### ASSIGNED TASK
Each entry below is to be returned exactly, with any pictures left out.

------------------------

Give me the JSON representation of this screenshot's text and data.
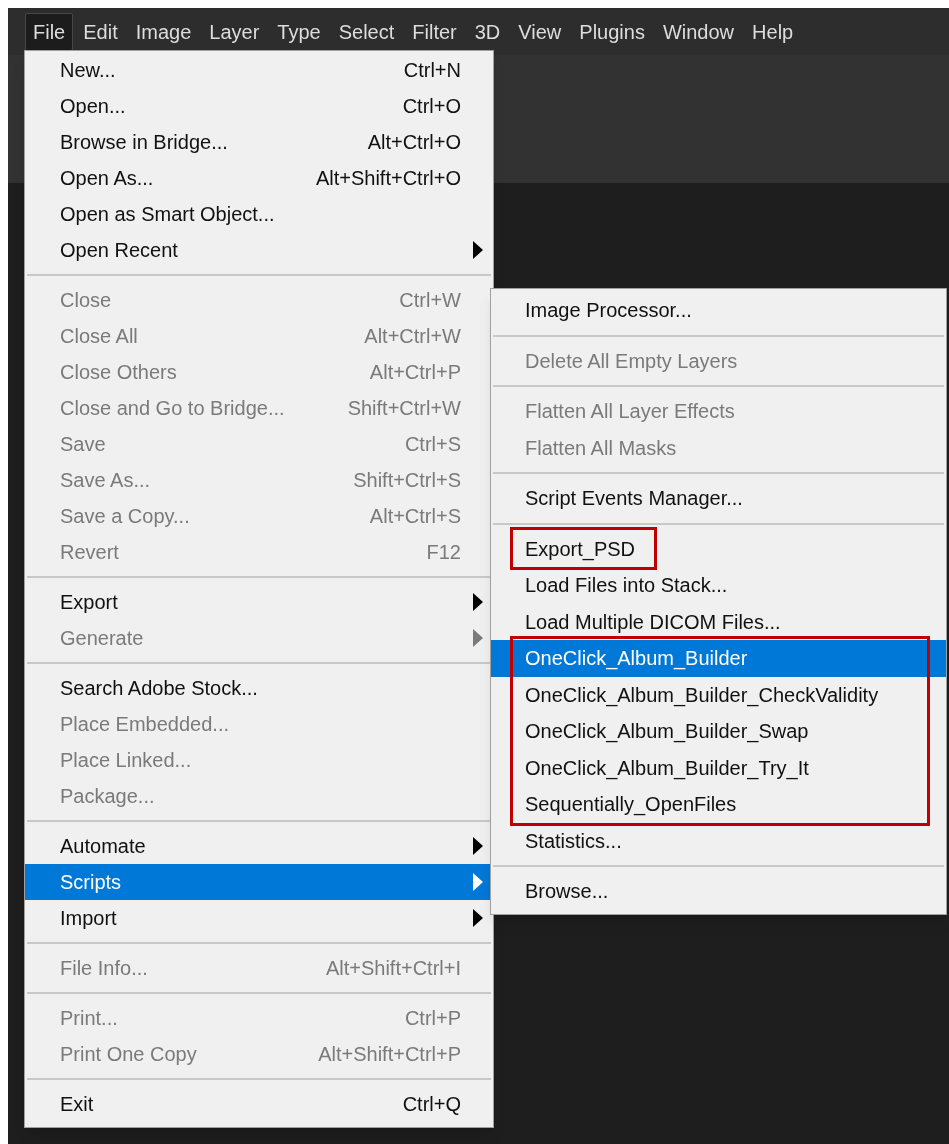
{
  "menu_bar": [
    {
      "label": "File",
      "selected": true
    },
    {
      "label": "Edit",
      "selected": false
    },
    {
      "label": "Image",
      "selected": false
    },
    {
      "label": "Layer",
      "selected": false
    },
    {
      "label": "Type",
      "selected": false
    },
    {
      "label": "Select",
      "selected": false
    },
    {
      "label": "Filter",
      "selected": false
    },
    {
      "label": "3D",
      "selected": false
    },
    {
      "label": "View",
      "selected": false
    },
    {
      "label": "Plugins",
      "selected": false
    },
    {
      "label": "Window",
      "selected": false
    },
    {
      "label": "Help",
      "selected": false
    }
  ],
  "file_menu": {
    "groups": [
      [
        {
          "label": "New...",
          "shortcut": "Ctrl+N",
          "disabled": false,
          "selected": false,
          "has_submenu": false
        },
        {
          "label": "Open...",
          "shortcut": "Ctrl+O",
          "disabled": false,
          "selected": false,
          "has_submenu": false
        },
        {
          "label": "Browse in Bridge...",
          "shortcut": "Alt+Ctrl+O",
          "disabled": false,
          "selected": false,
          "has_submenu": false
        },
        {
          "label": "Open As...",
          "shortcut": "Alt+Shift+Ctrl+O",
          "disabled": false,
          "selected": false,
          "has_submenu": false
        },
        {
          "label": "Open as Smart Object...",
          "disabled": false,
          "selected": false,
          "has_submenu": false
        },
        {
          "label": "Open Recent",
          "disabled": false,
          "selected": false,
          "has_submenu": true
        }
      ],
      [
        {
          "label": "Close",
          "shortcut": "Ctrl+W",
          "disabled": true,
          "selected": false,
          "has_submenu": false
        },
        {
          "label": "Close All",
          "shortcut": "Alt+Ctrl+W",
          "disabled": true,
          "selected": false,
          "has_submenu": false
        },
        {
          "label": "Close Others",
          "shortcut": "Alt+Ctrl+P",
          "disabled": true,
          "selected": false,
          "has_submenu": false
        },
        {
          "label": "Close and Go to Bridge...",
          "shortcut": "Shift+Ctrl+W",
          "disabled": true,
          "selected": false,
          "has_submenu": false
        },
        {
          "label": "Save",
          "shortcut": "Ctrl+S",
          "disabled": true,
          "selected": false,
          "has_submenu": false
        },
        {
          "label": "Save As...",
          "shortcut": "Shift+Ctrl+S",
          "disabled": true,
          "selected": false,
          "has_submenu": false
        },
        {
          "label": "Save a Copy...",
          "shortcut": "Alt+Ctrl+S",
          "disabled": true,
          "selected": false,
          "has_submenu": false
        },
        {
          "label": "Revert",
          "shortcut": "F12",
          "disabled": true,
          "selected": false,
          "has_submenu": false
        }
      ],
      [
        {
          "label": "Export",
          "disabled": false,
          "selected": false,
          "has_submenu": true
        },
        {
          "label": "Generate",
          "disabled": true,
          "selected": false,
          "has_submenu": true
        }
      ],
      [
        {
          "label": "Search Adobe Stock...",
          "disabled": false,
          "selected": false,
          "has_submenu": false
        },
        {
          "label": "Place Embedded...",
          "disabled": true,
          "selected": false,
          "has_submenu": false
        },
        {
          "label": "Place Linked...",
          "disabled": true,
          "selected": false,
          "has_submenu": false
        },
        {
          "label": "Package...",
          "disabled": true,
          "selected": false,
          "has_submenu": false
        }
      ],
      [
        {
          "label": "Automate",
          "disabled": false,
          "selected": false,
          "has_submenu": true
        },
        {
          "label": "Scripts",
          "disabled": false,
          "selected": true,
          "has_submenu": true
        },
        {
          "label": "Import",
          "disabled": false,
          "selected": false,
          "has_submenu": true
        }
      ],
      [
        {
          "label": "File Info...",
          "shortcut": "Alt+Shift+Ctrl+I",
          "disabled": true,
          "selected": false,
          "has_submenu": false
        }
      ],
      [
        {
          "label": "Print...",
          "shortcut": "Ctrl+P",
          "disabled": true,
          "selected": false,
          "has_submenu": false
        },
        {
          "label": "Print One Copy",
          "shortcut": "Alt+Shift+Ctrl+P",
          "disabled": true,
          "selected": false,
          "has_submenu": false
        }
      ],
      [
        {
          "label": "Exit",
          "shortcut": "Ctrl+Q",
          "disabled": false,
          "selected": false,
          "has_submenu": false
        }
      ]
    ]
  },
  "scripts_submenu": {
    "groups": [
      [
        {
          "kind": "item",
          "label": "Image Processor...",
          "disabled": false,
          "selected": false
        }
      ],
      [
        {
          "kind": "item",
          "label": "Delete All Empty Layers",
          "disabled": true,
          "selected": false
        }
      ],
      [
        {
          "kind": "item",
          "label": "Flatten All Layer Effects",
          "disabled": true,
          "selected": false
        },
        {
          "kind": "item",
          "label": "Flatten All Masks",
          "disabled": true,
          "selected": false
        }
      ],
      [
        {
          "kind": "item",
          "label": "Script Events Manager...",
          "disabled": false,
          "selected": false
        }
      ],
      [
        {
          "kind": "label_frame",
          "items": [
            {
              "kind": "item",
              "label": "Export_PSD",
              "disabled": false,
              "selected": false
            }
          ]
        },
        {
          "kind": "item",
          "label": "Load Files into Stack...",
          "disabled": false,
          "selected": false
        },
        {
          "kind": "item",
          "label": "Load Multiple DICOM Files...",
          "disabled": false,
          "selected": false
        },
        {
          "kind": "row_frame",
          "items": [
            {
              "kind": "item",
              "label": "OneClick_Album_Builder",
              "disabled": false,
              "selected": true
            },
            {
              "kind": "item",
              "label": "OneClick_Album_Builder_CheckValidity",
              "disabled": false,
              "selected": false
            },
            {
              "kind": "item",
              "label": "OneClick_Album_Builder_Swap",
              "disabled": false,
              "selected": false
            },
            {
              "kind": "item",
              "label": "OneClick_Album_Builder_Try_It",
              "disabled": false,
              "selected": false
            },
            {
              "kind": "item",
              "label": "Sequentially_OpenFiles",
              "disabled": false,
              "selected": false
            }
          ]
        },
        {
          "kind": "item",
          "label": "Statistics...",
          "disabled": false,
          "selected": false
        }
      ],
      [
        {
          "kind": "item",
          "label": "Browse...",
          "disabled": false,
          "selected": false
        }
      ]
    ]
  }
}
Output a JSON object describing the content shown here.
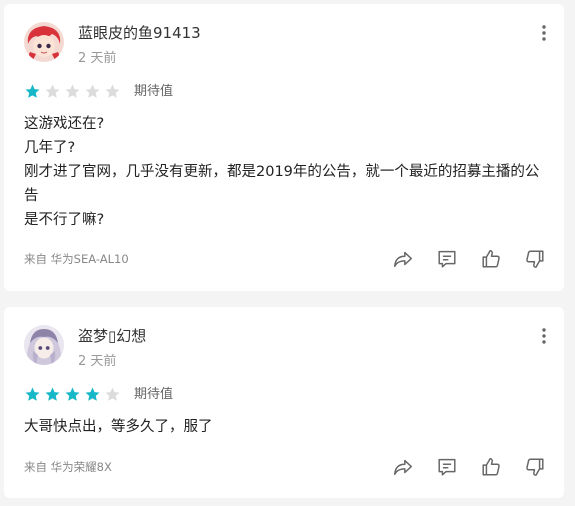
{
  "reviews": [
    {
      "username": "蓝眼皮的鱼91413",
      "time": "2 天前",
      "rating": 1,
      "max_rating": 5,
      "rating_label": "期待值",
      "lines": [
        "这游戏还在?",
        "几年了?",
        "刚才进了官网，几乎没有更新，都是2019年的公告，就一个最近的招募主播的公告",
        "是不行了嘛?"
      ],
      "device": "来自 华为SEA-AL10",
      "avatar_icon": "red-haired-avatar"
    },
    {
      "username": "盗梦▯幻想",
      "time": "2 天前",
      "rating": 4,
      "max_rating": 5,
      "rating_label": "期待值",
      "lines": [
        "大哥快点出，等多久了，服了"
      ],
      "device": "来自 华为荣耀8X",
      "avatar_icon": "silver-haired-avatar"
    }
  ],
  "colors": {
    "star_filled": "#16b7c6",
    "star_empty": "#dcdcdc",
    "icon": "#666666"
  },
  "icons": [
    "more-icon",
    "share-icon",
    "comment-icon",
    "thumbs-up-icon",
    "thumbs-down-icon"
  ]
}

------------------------

### SOLUTION TO THE EXERCISE
Give me the JSON representation of this screenshot's text and data.
{
  "menu_bar": [
    {
      "label": "File",
      "selected": true
    },
    {
      "label": "Edit",
      "selected": false
    },
    {
      "label": "Image",
      "selected": false
    },
    {
      "label": "Layer",
      "selected": false
    },
    {
      "label": "Type",
      "selected": false
    },
    {
      "label": "Select",
      "selected": false
    },
    {
      "label": "Filter",
      "selected": false
    },
    {
      "label": "3D",
      "selected": false
    },
    {
      "label": "View",
      "selected": false
    },
    {
      "label": "Plugins",
      "selected": false
    },
    {
      "label": "Window",
      "selected": false
    },
    {
      "label": "Help",
      "selected": false
    }
  ],
  "file_menu": {
    "groups": [
      [
        {
          "label": "New...",
          "shortcut": "Ctrl+N",
          "disabled": false,
          "selected": false,
          "has_submenu": false
        },
        {
          "label": "Open...",
          "shortcut": "Ctrl+O",
          "disabled": false,
          "selected": false,
          "has_submenu": false
        },
        {
          "label": "Browse in Bridge...",
          "shortcut": "Alt+Ctrl+O",
          "disabled": false,
          "selected": false,
          "has_submenu": false
        },
        {
          "label": "Open As...",
          "shortcut": "Alt+Shift+Ctrl+O",
          "disabled": false,
          "selected": false,
          "has_submenu": false
        },
        {
          "label": "Open as Smart Object...",
          "disabled": false,
          "selected": false,
          "has_submenu": false
        },
        {
          "label": "Open Recent",
          "disabled": false,
          "selected": false,
          "has_submenu": true
        }
      ],
      [
        {
          "label": "Close",
          "shortcut": "Ctrl+W",
          "disabled": true,
          "selected": false,
          "has_submenu": false
        },
        {
          "label": "Close All",
          "shortcut": "Alt+Ctrl+W",
          "disabled": true,
          "selected": false,
          "has_submenu": false
        },
        {
          "label": "Close Others",
          "shortcut": "Alt+Ctrl+P",
          "disabled": true,
          "selected": false,
          "has_submenu": false
        },
        {
          "label": "Close and Go to Bridge...",
          "shortcut": "Shift+Ctrl+W",
          "disabled": true,
          "selected": false,
          "has_submenu": false
        },
        {
          "label": "Save",
          "shortcut": "Ctrl+S",
          "disabled": true,
          "selected": false,
          "has_submenu": false
        },
        {
          "label": "Save As...",
          "shortcut": "Shift+Ctrl+S",
          "disabled": true,
          "selected": false,
          "has_submenu": false
        },
        {
          "label": "Save a Copy...",
          "shortcut": "Alt+Ctrl+S",
          "disabled": true,
          "selected": false,
          "has_submenu": false
        },
        {
          "label": "Revert",
          "shortcut": "F12",
          "disabled": true,
          "selected": false,
          "has_submenu": false
        }
      ],
      [
        {
          "label": "Export",
          "disabled": false,
          "selected": false,
          "has_submenu": true
        },
        {
          "label": "Generate",
          "disabled": true,
          "selected": false,
          "has_submenu": true
        }
      ],
      [
        {
          "label": "Search Adobe Stock...",
          "disabled": false,
          "selected": false,
          "has_submenu": false
        },
        {
          "label": "Place Embedded...",
          "disabled": true,
          "selected": false,
          "has_submenu": false
        },
        {
          "label": "Place Linked...",
          "disabled": true,
          "selected": false,
          "has_submenu": false
        },
        {
          "label": "Package...",
          "disabled": true,
          "selected": false,
          "has_submenu": false
        }
      ],
      [
        {
          "label": "Automate",
          "disabled": false,
          "selected": false,
          "has_submenu": true
        },
        {
          "label": "Scripts",
          "disabled": false,
          "selected": true,
          "has_submenu": true
        },
        {
          "label": "Import",
          "disabled": false,
          "selected": false,
          "has_submenu": true
        }
      ],
      [
        {
          "label": "File Info...",
          "shortcut": "Alt+Shift+Ctrl+I",
          "disabled": true,
          "selected": false,
          "has_submenu": false
        }
      ],
      [
        {
          "label": "Print...",
          "shortcut": "Ctrl+P",
          "disabled": true,
          "selected": false,
          "has_submenu": false
        },
        {
          "label": "Print One Copy",
          "shortcut": "Alt+Shift+Ctrl+P",
          "disabled": true,
          "selected": false,
          "has_submenu": false
        }
      ],
      [
        {
          "label": "Exit",
          "shortcut": "Ctrl+Q",
          "disabled": false,
          "selected": false,
          "has_submenu": false
        }
      ]
    ]
  },
  "scripts_submenu": {
    "groups": [
      [
        {
          "kind": "item",
          "label": "Image Processor...",
          "disabled": false,
          "selected": false
        }
      ],
      [
        {
          "kind": "item",
          "label": "Delete All Empty Layers",
          "disabled": true,
          "selected": false
        }
      ],
      [
        {
          "kind": "item",
          "label": "Flatten All Layer Effects",
          "disabled": true,
          "selected": false
        },
        {
          "kind": "item",
          "label": "Flatten All Masks",
          "disabled": true,
          "selected": false
        }
      ],
      [
        {
          "kind": "item",
          "label": "Script Events Manager...",
          "disabled": false,
          "selected": false
        }
      ],
      [
        {
          "kind": "label_frame",
          "items": [
            {
              "kind": "item",
              "label": "Export_PSD",
              "disabled": false,
              "selected": false
            }
          ]
        },
        {
          "kind": "item",
          "label": "Load Files into Stack...",
          "disabled": false,
          "selected": false
        },
        {
          "kind": "item",
          "label": "Load Multiple DICOM Files...",
          "disabled": false,
          "selected": false
        },
        {
          "kind": "row_frame",
          "items": [
            {
              "kind": "item",
              "label": "OneClick_Album_Builder",
              "disabled": false,
              "selected": true
            },
            {
              "kind": "item",
              "label": "OneClick_Album_Builder_CheckValidity",
              "disabled": false,
              "selected": false
            },
            {
              "kind": "item",
              "label": "OneClick_Album_Builder_Swap",
              "disabled": false,
              "selected": false
            },
            {
              "kind": "item",
              "label": "OneClick_Album_Builder_Try_It",
              "disabled": false,
              "selected": false
            },
            {
              "kind": "item",
              "label": "Sequentially_OpenFiles",
              "disabled": false,
              "selected": false
            }
          ]
        },
        {
          "kind": "item",
          "label": "Statistics...",
          "disabled": false,
          "selected": false
        }
      ],
      [
        {
          "kind": "item",
          "label": "Browse...",
          "disabled": false,
          "selected": false
        }
      ]
    ]
  }
}
Output a JSON object describing the content shown here.
{
  "reviews": [
    {
      "username": "蓝眼皮的鱼91413",
      "time": "2 天前",
      "rating": 1,
      "max_rating": 5,
      "rating_label": "期待值",
      "lines": [
        "这游戏还在?",
        "几年了?",
        "刚才进了官网，几乎没有更新，都是2019年的公告，就一个最近的招募主播的公告",
        "是不行了嘛?"
      ],
      "device": "来自 华为SEA-AL10",
      "avatar_icon": "red-haired-avatar"
    },
    {
      "username": "盗梦▯幻想",
      "time": "2 天前",
      "rating": 4,
      "max_rating": 5,
      "rating_label": "期待值",
      "lines": [
        "大哥快点出，等多久了，服了"
      ],
      "device": "来自 华为荣耀8X",
      "avatar_icon": "silver-haired-avatar"
    }
  ],
  "colors": {
    "star_filled": "#16b7c6",
    "star_empty": "#dcdcdc",
    "icon": "#666666"
  },
  "icons": [
    "more-icon",
    "share-icon",
    "comment-icon",
    "thumbs-up-icon",
    "thumbs-down-icon"
  ]
}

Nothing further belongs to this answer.